# Price 3.0

### From Evolution and Games

Go to the front-page of Price equation tutorials

## A model with frequency dependence

We go back to the asexual model, but now we will take a model with frequency dependence. This will be a bit more complicated, but we can still use a basic, well known model. Suppose there are $N$ individuals. They are paired randomly, and play a game in those pairs. The game gives them payoffs according to the following payoff matrix

If *q*_{i} = 1, then that means that individual $i$ plays strategy *A*, and *q*_{i} = 0 means that individual *i* plays strategy *B*. Depending on the match, each individual gets a payoff π_{i}. The next generation
is drawn, as before, one individual at a time. But now the probability that *i* is drawn as a parent depends on the payoff, and not just on the own genotype.

We do the same procedure as before, but with a few different starting points.

## An *A* mutant in a population of *B'*s

Suppose *q*_{1} = 1 and *q*_{i} = 0 for *i* = 2,...,*N*. The probability of any individual *i* = 2,...,*N* to be matched with individual 1 is 1 / (*N* − 1).

The probability with which an individual *i* with *q*_{i} = 1, who is matched to an individual *j* with *q*_{j} = 0, is chosen is:

The probability with which an individual *i* with *q*_{i} = 0, who is matched to an individual *j* with *q*_{j} = 0, is chosen is:

The probability with which an individual *i* with *q*_{i} = 0, who is matched to an individual *j* with *q*_{j} = 1, is chosen is:

We can also compute the covariance of these two actual random variables. Let us start by computing expectations...

For symmetry reasons...

[show details]

The Covariance is thus...

## A *B* mutant in a population of *A'*s

Suppose *q*_{1} = 0 and *q*_{i} = 1 for *i* = 2,...,*N*. The probability of any individual *i* = 2,...,*N* to be matched with individual 1 is 1 / (*N* − 1).

The probability with which an individual *i* with *q*_{i} = 0, who is matched to an individual *j* with *q*_{j} = 1...

The probability with which an individual *i* with *q*_{i} = 1, who is matched to an individual *j* with *q*_{j} = 1...

The probability with which an individual *i* with *q*_{i} = 1, who is matched to an individual *j* with *q*_{j} = 0...

So...

This is pretty well defined, so we can also compute the covariance of these two actual random variables. Let us start with the expectations...

For symmetry reasons...

Thus....

## Comparing the two covariances

If we compare these two covariances, for instance for β = 0 and α = 1, then in the first case *C**o**v*(*X*,*Y*) = − 1 / *N*, while in the second case *C**o**v*(*X*,*Y*) = + 1 / *N*. This should not feel strange; it is a coordination game, and if everyone plays *B*, then playing *A* is a bad idea, but if everyone else plays *A* too, then playing *A* is a good idea. The model covariance is therefore not constant, and changes with the frequency of strategy *A*.

## The Price equation for this very simple model

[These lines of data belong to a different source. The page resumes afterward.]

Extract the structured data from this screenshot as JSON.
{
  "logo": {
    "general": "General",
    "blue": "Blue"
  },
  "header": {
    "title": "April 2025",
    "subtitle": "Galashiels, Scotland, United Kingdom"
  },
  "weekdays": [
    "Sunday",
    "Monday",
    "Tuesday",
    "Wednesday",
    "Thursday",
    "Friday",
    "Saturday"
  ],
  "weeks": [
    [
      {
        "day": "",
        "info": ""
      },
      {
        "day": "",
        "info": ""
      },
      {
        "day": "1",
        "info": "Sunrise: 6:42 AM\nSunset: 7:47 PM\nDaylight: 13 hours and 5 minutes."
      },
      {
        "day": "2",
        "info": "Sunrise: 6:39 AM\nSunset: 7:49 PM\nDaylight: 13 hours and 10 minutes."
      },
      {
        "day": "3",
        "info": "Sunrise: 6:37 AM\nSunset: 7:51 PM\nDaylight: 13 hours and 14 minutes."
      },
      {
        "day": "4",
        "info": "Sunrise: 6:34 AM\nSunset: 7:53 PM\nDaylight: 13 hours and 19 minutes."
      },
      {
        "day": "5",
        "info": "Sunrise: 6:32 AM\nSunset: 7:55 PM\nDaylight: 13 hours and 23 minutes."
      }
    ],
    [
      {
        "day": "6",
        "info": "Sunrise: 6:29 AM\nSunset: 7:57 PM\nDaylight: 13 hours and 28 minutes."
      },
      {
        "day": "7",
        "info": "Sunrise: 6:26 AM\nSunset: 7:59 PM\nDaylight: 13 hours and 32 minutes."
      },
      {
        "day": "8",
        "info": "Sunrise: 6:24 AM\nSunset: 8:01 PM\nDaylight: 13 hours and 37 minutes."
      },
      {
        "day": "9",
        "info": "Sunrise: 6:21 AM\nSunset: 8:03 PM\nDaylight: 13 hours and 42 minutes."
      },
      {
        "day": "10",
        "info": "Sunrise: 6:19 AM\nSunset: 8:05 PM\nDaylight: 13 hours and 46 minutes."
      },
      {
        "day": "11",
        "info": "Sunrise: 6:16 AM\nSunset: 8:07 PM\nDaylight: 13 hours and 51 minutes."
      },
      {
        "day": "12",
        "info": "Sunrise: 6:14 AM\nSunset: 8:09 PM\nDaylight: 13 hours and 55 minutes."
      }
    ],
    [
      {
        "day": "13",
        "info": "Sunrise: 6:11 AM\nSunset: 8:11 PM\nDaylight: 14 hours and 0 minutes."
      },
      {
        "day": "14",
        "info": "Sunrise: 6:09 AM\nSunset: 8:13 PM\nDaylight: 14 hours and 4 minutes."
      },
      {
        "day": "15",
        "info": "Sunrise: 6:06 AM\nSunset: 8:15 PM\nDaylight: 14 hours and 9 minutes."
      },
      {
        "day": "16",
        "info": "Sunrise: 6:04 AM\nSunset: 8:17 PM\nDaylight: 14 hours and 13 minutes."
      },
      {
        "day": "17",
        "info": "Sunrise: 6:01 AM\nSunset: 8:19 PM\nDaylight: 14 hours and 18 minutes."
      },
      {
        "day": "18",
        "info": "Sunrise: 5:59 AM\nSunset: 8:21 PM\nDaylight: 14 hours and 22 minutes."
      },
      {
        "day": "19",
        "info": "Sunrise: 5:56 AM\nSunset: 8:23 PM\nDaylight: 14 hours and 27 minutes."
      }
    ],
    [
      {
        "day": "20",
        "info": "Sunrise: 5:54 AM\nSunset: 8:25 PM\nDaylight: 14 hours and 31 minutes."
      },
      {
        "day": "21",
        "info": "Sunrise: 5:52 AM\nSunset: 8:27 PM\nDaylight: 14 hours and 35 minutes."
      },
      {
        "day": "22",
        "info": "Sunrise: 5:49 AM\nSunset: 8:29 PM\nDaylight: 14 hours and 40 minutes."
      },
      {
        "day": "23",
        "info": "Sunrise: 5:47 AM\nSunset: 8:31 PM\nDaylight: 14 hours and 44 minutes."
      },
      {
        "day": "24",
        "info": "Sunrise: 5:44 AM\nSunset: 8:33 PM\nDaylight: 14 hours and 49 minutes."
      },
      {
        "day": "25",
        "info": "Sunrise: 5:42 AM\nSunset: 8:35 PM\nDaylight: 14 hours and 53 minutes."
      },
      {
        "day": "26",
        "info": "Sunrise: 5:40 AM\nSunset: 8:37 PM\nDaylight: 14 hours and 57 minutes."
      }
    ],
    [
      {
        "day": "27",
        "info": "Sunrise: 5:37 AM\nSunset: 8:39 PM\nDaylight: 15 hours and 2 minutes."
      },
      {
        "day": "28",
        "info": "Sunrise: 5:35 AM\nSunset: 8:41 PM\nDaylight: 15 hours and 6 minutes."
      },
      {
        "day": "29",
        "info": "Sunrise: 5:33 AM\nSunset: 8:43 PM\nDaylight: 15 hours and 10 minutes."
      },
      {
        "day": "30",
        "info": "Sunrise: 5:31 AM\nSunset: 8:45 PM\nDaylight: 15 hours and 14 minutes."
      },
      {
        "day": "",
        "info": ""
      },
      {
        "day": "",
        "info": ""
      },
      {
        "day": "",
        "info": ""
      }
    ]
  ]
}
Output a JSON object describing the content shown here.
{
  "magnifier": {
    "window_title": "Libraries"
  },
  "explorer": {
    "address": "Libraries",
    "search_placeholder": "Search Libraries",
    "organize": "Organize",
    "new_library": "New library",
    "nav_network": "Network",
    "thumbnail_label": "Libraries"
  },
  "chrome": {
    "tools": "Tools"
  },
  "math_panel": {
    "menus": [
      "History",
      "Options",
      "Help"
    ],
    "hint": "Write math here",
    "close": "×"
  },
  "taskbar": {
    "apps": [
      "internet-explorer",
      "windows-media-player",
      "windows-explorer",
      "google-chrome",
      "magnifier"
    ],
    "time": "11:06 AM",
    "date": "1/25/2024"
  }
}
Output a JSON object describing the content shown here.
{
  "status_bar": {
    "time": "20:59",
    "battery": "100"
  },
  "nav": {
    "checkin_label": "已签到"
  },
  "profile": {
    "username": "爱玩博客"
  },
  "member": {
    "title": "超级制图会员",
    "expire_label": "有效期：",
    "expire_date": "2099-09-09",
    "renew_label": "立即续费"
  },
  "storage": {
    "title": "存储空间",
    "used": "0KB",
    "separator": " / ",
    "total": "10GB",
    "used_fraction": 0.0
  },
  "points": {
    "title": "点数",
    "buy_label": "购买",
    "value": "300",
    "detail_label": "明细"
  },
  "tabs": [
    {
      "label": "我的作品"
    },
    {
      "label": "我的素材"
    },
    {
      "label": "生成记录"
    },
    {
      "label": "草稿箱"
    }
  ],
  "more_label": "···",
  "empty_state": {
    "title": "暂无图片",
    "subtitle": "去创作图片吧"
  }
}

Here we have a nested sampling procedure; you can choose a starting point (by clicking on each individual in the parent population), keep it fixed, and draw a few transitions. Then change your starting point, and draw a few transitions from there. You will notice that the Price equation varies with every transition, along with the *likelyhood* of the different transitions that depend on the initial population.

## What would a probability theorist do?

Try to figure out the transition probabilities for the suggested model as a function of the current state.

## What would a statistician do?

Sample often for different starting points. Fit data to the model, estimate α and β. Test if the payoff matrix is as assumed.

## So how does the Price equation help here?

Not. Can't think of anything remotely useful about the Price equation. The extra problem here is the frequency dependence. Sometimes this is referred
to as the problem that the Price Equation is not dynamically sufficient. That is a step in the right direction, but still inaccurate, because it only describes one of the symptoms, and not the cause. It is the *model* we have here that gives us, after a bit of computing, the transition probabilities for all frequencies of *A*, and thereby all properties of the dynamical system. The *models* in versions 1.0 and 2.0 just concerned transitions leaving from one given starting point. A *model* can therefore be described as dynamically sufficient or insufficient. Because the Price equation can only deal with one step at at time, it tends to inspire people to think of implicit assumptions that pertain to dynamically insufficient models. That, however, does not mean that the Price Equation cannot be used in combination with a dynamically sufficient model. It can; as shown in the applet above. But the question is: used for what? And the answer is: for nothing.